The takeaway performance and also development in this film to me, was that of Abdul-Mateen II. A somewhat sympathetic villain akin to Micheal B Jordan’s Killmonger (Black Panther, 2018). Unfortunately he played somewhat of a secondary villain in this film, yet was still very entertaining and I looked forward to seeing him whenever he was on screen. Minorly, his voice in his costume was frankly really silly. He sounded like a Power Rangers villain and I found myself wincing at some of his delivery.
The film had some expected commentary about the environment and pollution, but it wasn’t fully explored. Like I said, this was intended to be a fun flick, and I suppose any good sequel will build on seriousness.
I can’t believe I haven’t discussed the action yet. Aquaman introduces a brand new style of underwater action! I was skeptical about it when I saw the little Justice League had to offer, but I was always curious about how the sea life would play a role in the Aquaman fights. Let me tell you, I was not disappointed. The action is new and exhilarating, with certain shots taken directly from famous comic panels. The land action scenes are just as exciting, with the chase scene in Sicily becoming one of my favourite sequences in the DCEU.

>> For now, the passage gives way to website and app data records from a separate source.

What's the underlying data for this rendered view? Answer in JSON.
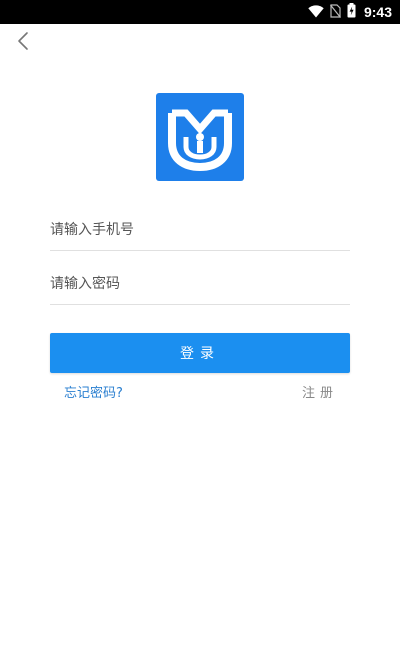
{
  "status_bar": {
    "time": "9:43",
    "icons": [
      "wifi-icon",
      "no-sim-icon",
      "battery-charging-icon"
    ]
  },
  "header": {
    "back_icon": "chevron-left-icon"
  },
  "logo": {
    "icon": "app-logo",
    "color": "#1e7fea"
  },
  "form": {
    "phone_placeholder": "请输入手机号",
    "password_placeholder": "请输入密码",
    "login_label": "登录",
    "forgot_label": "忘记密码?",
    "register_label": "注册"
  },
  "colors": {
    "accent": "#1b8ff0",
    "link": "#2a7fd0",
    "muted": "#888888"
  }
}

The music was great as usual. One thing DC doesn’t fail in with their movies, is deliver a great score and soundtrack. More upbeat than Batman v Superman, and more positive than Suicide Squad (2016) I found myself grinning and toe taping in more than one scene. This was a fun film indeed.
My biggest gripe about this film however, even more so than the pacing is the dialogue. Some of the lines are so corny and cliched it left me rolling my eyes. But it wasn’t anything bad enough to put me off the film entirely, and even at its worst I was still engaged in the plot and scenes with the terrible dialogue. Just don’t expect “Shakespeare on The High Seas” and you’ll be fine.
In the end Aquaman delivers a fresh wave of life to the DCEU. Neither patronisingly Shakespearean like Thor (2011) nor touching on a lot of real world issues like Black Panther this film is original, and delivers a fun, feel good adventure film. The chinks in the fish scale armour are clearly visible, but it doesn’t keep the film from succeeding. Perhaps there is still hope for the DCEU.
But what this film does, is expand and evolve the genre of the comic book film. It blends together mythology and adventure and super hero sci fi into one neat and serviceable package. It doesn’t seem like this genre is losing any steam, and is only getting more dynamic. Thank goodness. What’s more, it breaths new life into the DCEU. Perhaps we should be looking forward to future projects. I’m certainly excited for an Aquaman sequel.